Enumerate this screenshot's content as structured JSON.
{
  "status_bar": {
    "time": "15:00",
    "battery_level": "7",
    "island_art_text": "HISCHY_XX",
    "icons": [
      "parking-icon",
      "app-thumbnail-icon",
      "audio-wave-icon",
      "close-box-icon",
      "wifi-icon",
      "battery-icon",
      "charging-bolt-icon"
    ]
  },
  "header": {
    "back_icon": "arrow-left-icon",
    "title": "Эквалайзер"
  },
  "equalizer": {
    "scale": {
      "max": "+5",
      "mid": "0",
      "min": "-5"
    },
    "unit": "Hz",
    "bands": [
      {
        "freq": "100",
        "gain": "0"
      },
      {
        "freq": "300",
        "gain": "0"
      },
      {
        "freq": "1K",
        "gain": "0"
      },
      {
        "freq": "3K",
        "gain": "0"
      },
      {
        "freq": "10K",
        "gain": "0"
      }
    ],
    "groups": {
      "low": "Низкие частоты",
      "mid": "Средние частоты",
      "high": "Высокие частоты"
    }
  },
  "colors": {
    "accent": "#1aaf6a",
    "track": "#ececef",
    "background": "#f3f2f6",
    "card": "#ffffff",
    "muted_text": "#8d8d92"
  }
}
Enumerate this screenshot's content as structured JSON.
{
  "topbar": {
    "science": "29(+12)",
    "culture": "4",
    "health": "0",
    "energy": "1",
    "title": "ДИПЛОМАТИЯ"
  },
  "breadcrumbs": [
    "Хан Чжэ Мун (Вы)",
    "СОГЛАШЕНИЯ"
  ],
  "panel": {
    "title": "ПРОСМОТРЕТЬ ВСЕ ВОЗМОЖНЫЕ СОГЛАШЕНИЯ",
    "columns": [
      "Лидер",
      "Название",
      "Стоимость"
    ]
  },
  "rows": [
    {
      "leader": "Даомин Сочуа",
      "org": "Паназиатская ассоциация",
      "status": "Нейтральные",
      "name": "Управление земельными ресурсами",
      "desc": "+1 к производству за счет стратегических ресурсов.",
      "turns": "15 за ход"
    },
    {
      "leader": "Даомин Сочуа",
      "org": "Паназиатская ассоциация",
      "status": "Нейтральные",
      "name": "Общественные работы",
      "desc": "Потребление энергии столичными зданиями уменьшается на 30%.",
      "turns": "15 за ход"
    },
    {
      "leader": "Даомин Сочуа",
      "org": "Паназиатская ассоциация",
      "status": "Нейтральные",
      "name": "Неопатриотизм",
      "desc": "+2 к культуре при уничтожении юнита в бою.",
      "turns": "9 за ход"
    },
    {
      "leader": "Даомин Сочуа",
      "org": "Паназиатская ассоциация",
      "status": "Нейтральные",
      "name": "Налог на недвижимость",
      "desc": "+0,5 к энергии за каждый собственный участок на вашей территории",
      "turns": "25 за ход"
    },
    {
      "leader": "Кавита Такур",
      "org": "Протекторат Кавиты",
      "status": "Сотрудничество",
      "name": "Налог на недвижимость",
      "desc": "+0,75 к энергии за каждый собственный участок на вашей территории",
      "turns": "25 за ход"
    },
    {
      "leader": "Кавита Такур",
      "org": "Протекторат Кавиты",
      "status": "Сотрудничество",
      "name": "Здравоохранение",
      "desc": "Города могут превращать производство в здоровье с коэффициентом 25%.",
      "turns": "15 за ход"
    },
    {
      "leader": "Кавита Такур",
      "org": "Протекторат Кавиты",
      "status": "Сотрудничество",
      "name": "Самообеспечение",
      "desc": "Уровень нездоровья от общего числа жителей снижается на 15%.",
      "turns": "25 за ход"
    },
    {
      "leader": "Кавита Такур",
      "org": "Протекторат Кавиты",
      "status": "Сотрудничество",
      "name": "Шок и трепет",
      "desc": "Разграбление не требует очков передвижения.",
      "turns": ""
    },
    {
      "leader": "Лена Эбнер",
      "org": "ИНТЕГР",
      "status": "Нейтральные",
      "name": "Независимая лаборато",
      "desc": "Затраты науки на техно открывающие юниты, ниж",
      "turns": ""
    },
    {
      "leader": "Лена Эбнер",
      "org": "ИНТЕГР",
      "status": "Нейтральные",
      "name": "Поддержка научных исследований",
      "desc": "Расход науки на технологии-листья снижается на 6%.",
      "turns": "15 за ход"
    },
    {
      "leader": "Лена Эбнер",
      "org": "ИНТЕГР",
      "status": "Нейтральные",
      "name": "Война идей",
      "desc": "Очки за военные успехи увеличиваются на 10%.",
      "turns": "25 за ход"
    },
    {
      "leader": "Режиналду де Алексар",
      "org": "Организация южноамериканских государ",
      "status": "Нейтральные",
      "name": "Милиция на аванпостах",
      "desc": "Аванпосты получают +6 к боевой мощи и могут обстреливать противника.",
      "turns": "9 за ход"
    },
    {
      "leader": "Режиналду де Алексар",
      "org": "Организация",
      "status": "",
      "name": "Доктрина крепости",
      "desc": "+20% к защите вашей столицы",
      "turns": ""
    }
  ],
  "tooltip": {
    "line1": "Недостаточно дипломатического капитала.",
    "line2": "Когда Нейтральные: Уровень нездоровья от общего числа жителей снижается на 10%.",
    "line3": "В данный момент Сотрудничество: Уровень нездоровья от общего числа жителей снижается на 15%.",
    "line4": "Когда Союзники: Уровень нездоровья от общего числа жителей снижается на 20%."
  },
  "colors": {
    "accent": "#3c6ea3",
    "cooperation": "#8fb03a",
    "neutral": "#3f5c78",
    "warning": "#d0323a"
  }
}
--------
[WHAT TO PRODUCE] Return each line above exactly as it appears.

[EXERCISE ANSWER]
Enumerate this screenshot's content as structured JSON.
{
  "status_bar": {
    "time": "15:00",
    "battery_level": "7",
    "island_art_text": "HISCHY_XX",
    "icons": [
      "parking-icon",
      "app-thumbnail-icon",
      "audio-wave-icon",
      "close-box-icon",
      "wifi-icon",
      "battery-icon",
      "charging-bolt-icon"
    ]
  },
  "header": {
    "back_icon": "arrow-left-icon",
    "title": "Эквалайзер"
  },
  "equalizer": {
    "scale": {
      "max": "+5",
      "mid": "0",
      "min": "-5"
    },
    "unit": "Hz",
    "bands": [
      {
        "freq": "100",
        "gain": "0"
      },
      {
        "freq": "300",
        "gain": "0"
      },
      {
        "freq": "1K",
        "gain": "0"
      },
      {
        "freq": "3K",
        "gain": "0"
      },
      {
        "freq": "10K",
        "gain": "0"
      }
    ],
    "groups": {
      "low": "Низкие частоты",
      "mid": "Средние частоты",
      "high": "Высокие частоты"
    }
  },
  "colors": {
    "accent": "#1aaf6a",
    "track": "#ececef",
    "background": "#f3f2f6",
    "card": "#ffffff",
    "muted_text": "#8d8d92"
  }
}
Enumerate this screenshot's content as structured JSON.
{
  "topbar": {
    "science": "29(+12)",
    "culture": "4",
    "health": "0",
    "energy": "1",
    "title": "ДИПЛОМАТИЯ"
  },
  "breadcrumbs": [
    "Хан Чжэ Мун (Вы)",
    "СОГЛАШЕНИЯ"
  ],
  "panel": {
    "title": "ПРОСМОТРЕТЬ ВСЕ ВОЗМОЖНЫЕ СОГЛАШЕНИЯ",
    "columns": [
      "Лидер",
      "Название",
      "Стоимость"
    ]
  },
  "rows": [
    {
      "leader": "Даомин Сочуа",
      "org": "Паназиатская ассоциация",
      "status": "Нейтральные",
      "name": "Управление земельными ресурсами",
      "desc": "+1 к производству за счет стратегических ресурсов.",
      "turns": "15 за ход"
    },
    {
      "leader": "Даомин Сочуа",
      "org": "Паназиатская ассоциация",
      "status": "Нейтральные",
      "name": "Общественные работы",
      "desc": "Потребление энергии столичными зданиями уменьшается на 30%.",
      "turns": "15 за ход"
    },
    {
      "leader": "Даомин Сочуа",
      "org": "Паназиатская ассоциация",
      "status": "Нейтральные",
      "name": "Неопатриотизм",
      "desc": "+2 к культуре при уничтожении юнита в бою.",
      "turns": "9 за ход"
    },
    {
      "leader": "Даомин Сочуа",
      "org": "Паназиатская ассоциация",
      "status": "Нейтральные",
      "name": "Налог на недвижимость",
      "desc": "+0,5 к энергии за каждый собственный участок на вашей территории",
      "turns": "25 за ход"
    },
    {
      "leader": "Кавита Такур",
      "org": "Протекторат Кавиты",
      "status": "Сотрудничество",
      "name": "Налог на недвижимость",
      "desc": "+0,75 к энергии за каждый собственный участок на вашей территории",
      "turns": "25 за ход"
    },
    {
      "leader": "Кавита Такур",
      "org": "Протекторат Кавиты",
      "status": "Сотрудничество",
      "name": "Здравоохранение",
      "desc": "Города могут превращать производство в здоровье с коэффициентом 25%.",
      "turns": "15 за ход"
    },
    {
      "leader": "Кавита Такур",
      "org": "Протекторат Кавиты",
      "status": "Сотрудничество",
      "name": "Самообеспечение",
      "desc": "Уровень нездоровья от общего числа жителей снижается на 15%.",
      "turns": "25 за ход"
    },
    {
      "leader": "Кавита Такур",
      "org": "Протекторат Кавиты",
      "status": "Сотрудничество",
      "name": "Шок и трепет",
      "desc": "Разграбление не требует очков передвижения.",
      "turns": ""
    },
    {
      "leader": "Лена Эбнер",
      "org": "ИНТЕГР",
      "status": "Нейтральные",
      "name": "Независимая лаборато",
      "desc": "Затраты науки на техно открывающие юниты, ниж",
      "turns": ""
    },
    {
      "leader": "Лена Эбнер",
      "org": "ИНТЕГР",
      "status": "Нейтральные",
      "name": "Поддержка научных исследований",
      "desc": "Расход науки на технологии-листья снижается на 6%.",
      "turns": "15 за ход"
    },
    {
      "leader": "Лена Эбнер",
      "org": "ИНТЕГР",
      "status": "Нейтральные",
      "name": "Война идей",
      "desc": "Очки за военные успехи увеличиваются на 10%.",
      "turns": "25 за ход"
    },
    {
      "leader": "Режиналду де Алексар",
      "org": "Организация южноамериканских государ",
      "status": "Нейтральные",
      "name": "Милиция на аванпостах",
      "desc": "Аванпосты получают +6 к боевой мощи и могут обстреливать противника.",
      "turns": "9 за ход"
    },
    {
      "leader": "Режиналду де Алексар",
      "org": "Организация",
      "status": "",
      "name": "Доктрина крепости",
      "desc": "+20% к защите вашей столицы",
      "turns": ""
    }
  ],
  "tooltip": {
    "line1": "Недостаточно дипломатического капитала.",
    "line2": "Когда Нейтральные: Уровень нездоровья от общего числа жителей снижается на 10%.",
    "line3": "В данный момент Сотрудничество: Уровень нездоровья от общего числа жителей снижается на 15%.",
    "line4": "Когда Союзники: Уровень нездоровья от общего числа жителей снижается на 20%."
  },
  "colors": {
    "accent": "#3c6ea3",
    "cooperation": "#8fb03a",
    "neutral": "#3f5c78",
    "warning": "#d0323a"
  }
}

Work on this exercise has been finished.